■ Required action: Search the entries for the word "name" and return every line where it is found.

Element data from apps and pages

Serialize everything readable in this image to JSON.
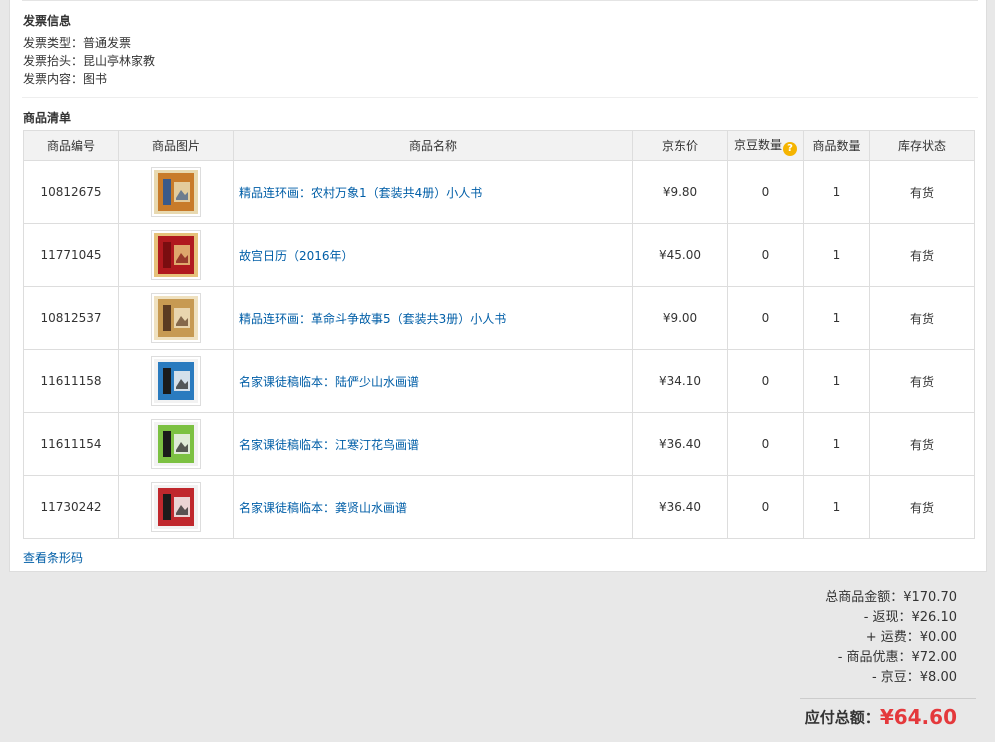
{
  "invoice": {
    "title": "发票信息",
    "type": "发票类型：普通发票",
    "header": "发票抬头：昆山亭林家教",
    "content": "发票内容：图书"
  },
  "items_section": {
    "title": "商品清单",
    "columns": [
      "商品编号",
      "商品图片",
      "商品名称",
      "京东价",
      "京豆数量",
      "商品数量",
      "库存状态"
    ],
    "help_icon": "question-icon",
    "rows": [
      {
        "id": "10812675",
        "name": "精品连环画：农村万象1（套装共4册）小人书",
        "price": "¥9.80",
        "beans": "0",
        "qty": "1",
        "stock": "有货",
        "thumb_icon": "book-cover-icon",
        "thumb_colors": [
          "#c87b2a",
          "#3a5a8a",
          "#e8d9b0"
        ]
      },
      {
        "id": "11771045",
        "name": "故宫日历（2016年）",
        "price": "¥45.00",
        "beans": "0",
        "qty": "1",
        "stock": "有货",
        "thumb_icon": "book-cover-icon",
        "thumb_colors": [
          "#b0191e",
          "#7a0d10",
          "#e6c27a"
        ]
      },
      {
        "id": "10812537",
        "name": "精品连环画：革命斗争故事5（套装共3册）小人书",
        "price": "¥9.00",
        "beans": "0",
        "qty": "1",
        "stock": "有货",
        "thumb_icon": "book-cover-icon",
        "thumb_colors": [
          "#c79a52",
          "#5a3b22",
          "#efe1c0"
        ]
      },
      {
        "id": "11611158",
        "name": "名家课徒稿临本：陆俨少山水画谱",
        "price": "¥34.10",
        "beans": "0",
        "qty": "1",
        "stock": "有货",
        "thumb_icon": "book-cover-icon",
        "thumb_colors": [
          "#2a7bbf",
          "#1b1b1b",
          "#f2f2f2"
        ]
      },
      {
        "id": "11611154",
        "name": "名家课徒稿临本：江寒汀花鸟画谱",
        "price": "¥36.40",
        "beans": "0",
        "qty": "1",
        "stock": "有货",
        "thumb_icon": "book-cover-icon",
        "thumb_colors": [
          "#7cc142",
          "#1b1b1b",
          "#f2f2f2"
        ]
      },
      {
        "id": "11730242",
        "name": "名家课徒稿临本：龚贤山水画谱",
        "price": "¥36.40",
        "beans": "0",
        "qty": "1",
        "stock": "有货",
        "thumb_icon": "book-cover-icon",
        "thumb_colors": [
          "#c0282d",
          "#1b1b1b",
          "#f2f2f2"
        ]
      }
    ],
    "barcode_link": "查看条形码"
  },
  "summary": {
    "goods_total": "总商品金额：¥170.70",
    "cashback": "- 返现：¥26.10",
    "shipping": "+ 运费：¥0.00",
    "discount": "- 商品优惠：¥72.00",
    "beans": "- 京豆：¥8.00",
    "payable_label": "应付总额：",
    "payable_amount": "¥64.60"
  },
  "colors": {
    "link": "#005ea7",
    "price": "#e4393c"
  }
}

■ Result for this task:
        "name": "精品连环画：农村万象1（套装共4册）小人书",
        "name": "故宫日历（2016年）",
        "name": "精品连环画：革命斗争故事5（套装共3册）小人书",
        "name": "名家课徒稿临本：陆俨少山水画谱",
        "name": "名家课徒稿临本：江寒汀花鸟画谱",
        "name": "名家课徒稿临本：龚贤山水画谱",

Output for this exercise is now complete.